  • 5. For a thorough and systematic analysis see: Angus Charles Graham, Later Mohist Logic, Ethics and Science (Hong Kong, 1978), which also contains meticulous translations of the traditional texts.
  • 6. Here we follow primarily the essay by Nathan Sivin and A. C. Graham, “A systematic approach to the Mohist optics” (ca. 300 B.C.), in: Chinese Science, ed. N. Sivin and Shigeru Nakayama (Cambridge, MA, 1973), pp. 105–152, quotation p. 113.
  • 7. Nathan Sivins published a lexical essay devoted to Shen Kua in 1975, which appeared in Sung Studies Newsletter 13 (1977): 31–56.
  • 8. A.I. Sabra, “Ibn al-Haytham’s revolutionary project in optics,” in: The Enterprise of Science in Islam. New Perspectives, ed. J.P. Hogendijk and A.I. Sabra (Cambridge MA, 2003), p. 96.
  • 9. "Die leuchtenden Augen gehören (...) ins Umfeld der Pneuma-Lehre, deren letzte Ausläufer z. B. in den Lebensgeistern, die Descartes körperimmanent für die Wahrnehmung und den Haushalt der Affekte verantwortlich macht, zu finden sind. Das Göttliche, das Schöne, das Lebendige: was mit dem antiken Pneuma-Begriff verbunden werden kann, ist ein "Etwas", dessen körperliche Existenz dubios wurde.” (Ursula Baartz, Tumult 1990)

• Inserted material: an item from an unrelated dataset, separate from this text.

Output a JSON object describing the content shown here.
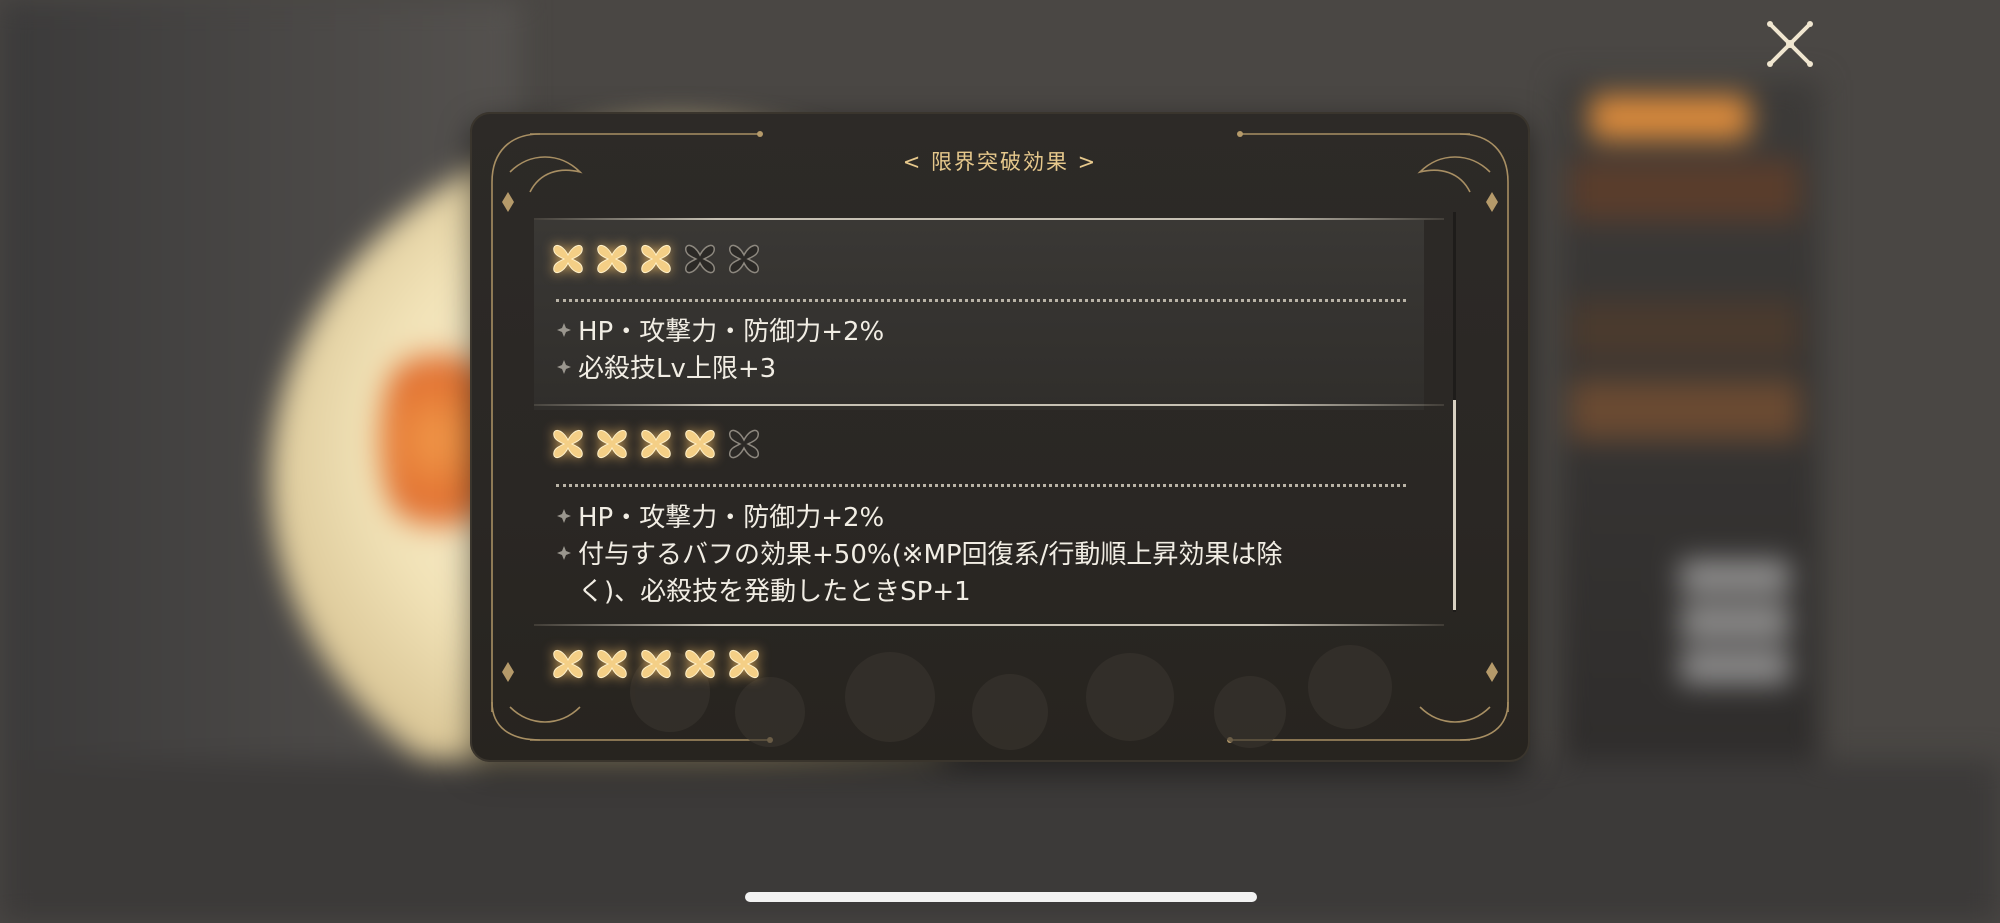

  • 10. Quotations and descriptions in: Fuat Sezgin, Wissenschaft und Technik im Islam, vol. 3 (Frankfurt am Main, 2003), p. 172f.